_Exercise objective:_
What the task requires is each entry, restated exactly.

_Data section:_
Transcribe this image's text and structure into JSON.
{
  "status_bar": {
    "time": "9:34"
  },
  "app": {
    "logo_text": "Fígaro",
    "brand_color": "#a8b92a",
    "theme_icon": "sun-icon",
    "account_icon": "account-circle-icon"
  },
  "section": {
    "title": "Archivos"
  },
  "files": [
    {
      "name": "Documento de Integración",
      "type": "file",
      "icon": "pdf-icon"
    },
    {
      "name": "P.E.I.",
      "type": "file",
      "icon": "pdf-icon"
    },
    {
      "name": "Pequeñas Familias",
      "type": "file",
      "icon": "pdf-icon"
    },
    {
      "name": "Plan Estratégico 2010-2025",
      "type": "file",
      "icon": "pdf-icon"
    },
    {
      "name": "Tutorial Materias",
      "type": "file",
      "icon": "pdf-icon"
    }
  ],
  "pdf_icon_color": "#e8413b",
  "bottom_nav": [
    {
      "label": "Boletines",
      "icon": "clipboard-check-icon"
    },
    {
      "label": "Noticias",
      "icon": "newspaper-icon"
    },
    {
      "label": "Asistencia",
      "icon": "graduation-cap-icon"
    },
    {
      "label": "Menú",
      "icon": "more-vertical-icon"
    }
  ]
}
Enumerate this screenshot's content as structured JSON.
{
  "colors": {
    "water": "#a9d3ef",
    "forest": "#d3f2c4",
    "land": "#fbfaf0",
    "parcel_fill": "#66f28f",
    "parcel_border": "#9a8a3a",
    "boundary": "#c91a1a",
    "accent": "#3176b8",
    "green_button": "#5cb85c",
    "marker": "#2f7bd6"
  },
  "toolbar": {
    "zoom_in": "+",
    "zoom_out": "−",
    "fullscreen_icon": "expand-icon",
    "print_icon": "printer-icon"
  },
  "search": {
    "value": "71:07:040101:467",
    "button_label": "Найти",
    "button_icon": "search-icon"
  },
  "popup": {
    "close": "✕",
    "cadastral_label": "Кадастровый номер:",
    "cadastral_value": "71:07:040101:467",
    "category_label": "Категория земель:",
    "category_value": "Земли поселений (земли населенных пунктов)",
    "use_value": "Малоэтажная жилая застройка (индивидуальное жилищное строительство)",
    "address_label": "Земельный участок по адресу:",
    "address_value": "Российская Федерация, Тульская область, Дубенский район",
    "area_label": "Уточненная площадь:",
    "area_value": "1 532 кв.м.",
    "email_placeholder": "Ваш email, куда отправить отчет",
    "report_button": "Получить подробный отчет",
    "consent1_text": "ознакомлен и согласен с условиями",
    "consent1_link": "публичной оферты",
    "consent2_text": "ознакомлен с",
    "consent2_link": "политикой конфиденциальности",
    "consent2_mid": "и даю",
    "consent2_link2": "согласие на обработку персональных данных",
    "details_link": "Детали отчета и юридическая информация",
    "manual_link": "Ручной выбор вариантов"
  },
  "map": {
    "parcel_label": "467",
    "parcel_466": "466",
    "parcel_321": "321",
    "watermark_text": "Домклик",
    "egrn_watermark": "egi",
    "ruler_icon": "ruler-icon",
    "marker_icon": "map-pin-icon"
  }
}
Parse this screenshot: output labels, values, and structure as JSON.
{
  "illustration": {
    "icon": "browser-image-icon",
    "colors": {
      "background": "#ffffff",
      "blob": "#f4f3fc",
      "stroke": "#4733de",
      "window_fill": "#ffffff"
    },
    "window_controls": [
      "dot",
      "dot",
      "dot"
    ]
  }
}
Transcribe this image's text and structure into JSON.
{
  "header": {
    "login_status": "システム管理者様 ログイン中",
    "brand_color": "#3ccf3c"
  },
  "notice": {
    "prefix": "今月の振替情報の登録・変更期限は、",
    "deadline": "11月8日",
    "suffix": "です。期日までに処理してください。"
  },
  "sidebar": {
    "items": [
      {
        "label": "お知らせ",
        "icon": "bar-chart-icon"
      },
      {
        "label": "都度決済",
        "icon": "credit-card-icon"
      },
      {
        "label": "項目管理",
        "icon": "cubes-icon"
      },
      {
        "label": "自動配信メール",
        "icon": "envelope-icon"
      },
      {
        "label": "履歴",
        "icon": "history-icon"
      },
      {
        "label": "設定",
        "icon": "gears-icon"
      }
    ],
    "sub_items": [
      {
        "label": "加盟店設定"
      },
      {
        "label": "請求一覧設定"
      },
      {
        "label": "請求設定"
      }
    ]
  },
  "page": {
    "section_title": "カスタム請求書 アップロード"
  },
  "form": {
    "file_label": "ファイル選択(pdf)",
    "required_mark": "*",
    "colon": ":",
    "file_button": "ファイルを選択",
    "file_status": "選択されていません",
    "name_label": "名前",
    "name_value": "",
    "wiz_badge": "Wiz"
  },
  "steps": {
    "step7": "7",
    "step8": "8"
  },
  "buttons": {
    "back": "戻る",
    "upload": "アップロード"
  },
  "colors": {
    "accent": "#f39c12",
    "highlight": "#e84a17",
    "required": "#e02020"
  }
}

_Written answer:_
Transcribe this image's text and structure into JSON.
{
  "status_bar": {
    "time": "9:34"
  },
  "app": {
    "logo_text": "Fígaro",
    "brand_color": "#a8b92a",
    "theme_icon": "sun-icon",
    "account_icon": "account-circle-icon"
  },
  "section": {
    "title": "Archivos"
  },
  "files": [
    {
      "name": "Documento de Integración",
      "type": "file",
      "icon": "pdf-icon"
    },
    {
      "name": "P.E.I.",
      "type": "file",
      "icon": "pdf-icon"
    },
    {
      "name": "Pequeñas Familias",
      "type": "file",
      "icon": "pdf-icon"
    },
    {
      "name": "Plan Estratégico 2010-2025",
      "type": "file",
      "icon": "pdf-icon"
    },
    {
      "name": "Tutorial Materias",
      "type": "file",
      "icon": "pdf-icon"
    }
  ],
  "pdf_icon_color": "#e8413b",
  "bottom_nav": [
    {
      "label": "Boletines",
      "icon": "clipboard-check-icon"
    },
    {
      "label": "Noticias",
      "icon": "newspaper-icon"
    },
    {
      "label": "Asistencia",
      "icon": "graduation-cap-icon"
    },
    {
      "label": "Menú",
      "icon": "more-vertical-icon"
    }
  ]
}
Enumerate this screenshot's content as structured JSON.
{
  "colors": {
    "water": "#a9d3ef",
    "forest": "#d3f2c4",
    "land": "#fbfaf0",
    "parcel_fill": "#66f28f",
    "parcel_border": "#9a8a3a",
    "boundary": "#c91a1a",
    "accent": "#3176b8",
    "green_button": "#5cb85c",
    "marker": "#2f7bd6"
  },
  "toolbar": {
    "zoom_in": "+",
    "zoom_out": "−",
    "fullscreen_icon": "expand-icon",
    "print_icon": "printer-icon"
  },
  "search": {
    "value": "71:07:040101:467",
    "button_label": "Найти",
    "button_icon": "search-icon"
  },
  "popup": {
    "close": "✕",
    "cadastral_label": "Кадастровый номер:",
    "cadastral_value": "71:07:040101:467",
    "category_label": "Категория земель:",
    "category_value": "Земли поселений (земли населенных пунктов)",
    "use_value": "Малоэтажная жилая застройка (индивидуальное жилищное строительство)",
    "address_label": "Земельный участок по адресу:",
    "address_value": "Российская Федерация, Тульская область, Дубенский район",
    "area_label": "Уточненная площадь:",
    "area_value": "1 532 кв.м.",
    "email_placeholder": "Ваш email, куда отправить отчет",
    "report_button": "Получить подробный отчет",
    "consent1_text": "ознакомлен и согласен с условиями",
    "consent1_link": "публичной оферты",
    "consent2_text": "ознакомлен с",
    "consent2_link": "политикой конфиденциальности",
    "consent2_mid": "и даю",
    "consent2_link2": "согласие на обработку персональных данных",
    "details_link": "Детали отчета и юридическая информация",
    "manual_link": "Ручной выбор вариантов"
  },
  "map": {
    "parcel_label": "467",
    "parcel_466": "466",
    "parcel_321": "321",
    "watermark_text": "Домклик",
    "egrn_watermark": "egi",
    "ruler_icon": "ruler-icon",
    "marker_icon": "map-pin-icon"
  }
}
Parse this screenshot: output labels, values, and structure as JSON.
{
  "illustration": {
    "icon": "browser-image-icon",
    "colors": {
      "background": "#ffffff",
      "blob": "#f4f3fc",
      "stroke": "#4733de",
      "window_fill": "#ffffff"
    },
    "window_controls": [
      "dot",
      "dot",
      "dot"
    ]
  }
}
Transcribe this image's text and structure into JSON.
{
  "header": {
    "login_status": "システム管理者様 ログイン中",
    "brand_color": "#3ccf3c"
  },
  "notice": {
    "prefix": "今月の振替情報の登録・変更期限は、",
    "deadline": "11月8日",
    "suffix": "です。期日までに処理してください。"
  },
  "sidebar": {
    "items": [
      {
        "label": "お知らせ",
        "icon": "bar-chart-icon"
      },
      {
        "label": "都度決済",
        "icon": "credit-card-icon"
      },
      {
        "label": "項目管理",
        "icon": "cubes-icon"
      },
      {
        "label": "自動配信メール",
        "icon": "envelope-icon"
      },
      {
        "label": "履歴",
        "icon": "history-icon"
      },
      {
        "label": "設定",
        "icon": "gears-icon"
      }
    ],
    "sub_items": [
      {
        "label": "加盟店設定"
      },
      {
        "label": "請求一覧設定"
      },
      {
        "label": "請求設定"
      }
    ]
  },
  "page": {
    "section_title": "カスタム請求書 アップロード"
  },
  "form": {
    "file_label": "ファイル選択(pdf)",
    "required_mark": "*",
    "colon": ":",
    "file_button": "ファイルを選択",
    "file_status": "選択されていません",
    "name_label": "名前",
    "name_value": "",
    "wiz_badge": "Wiz"
  },
  "steps": {
    "step7": "7",
    "step8": "8"
  },
  "buttons": {
    "back": "戻る",
    "upload": "アップロード"
  },
  "colors": {
    "accent": "#f39c12",
    "highlight": "#e84a17",
    "required": "#e02020"
  }
}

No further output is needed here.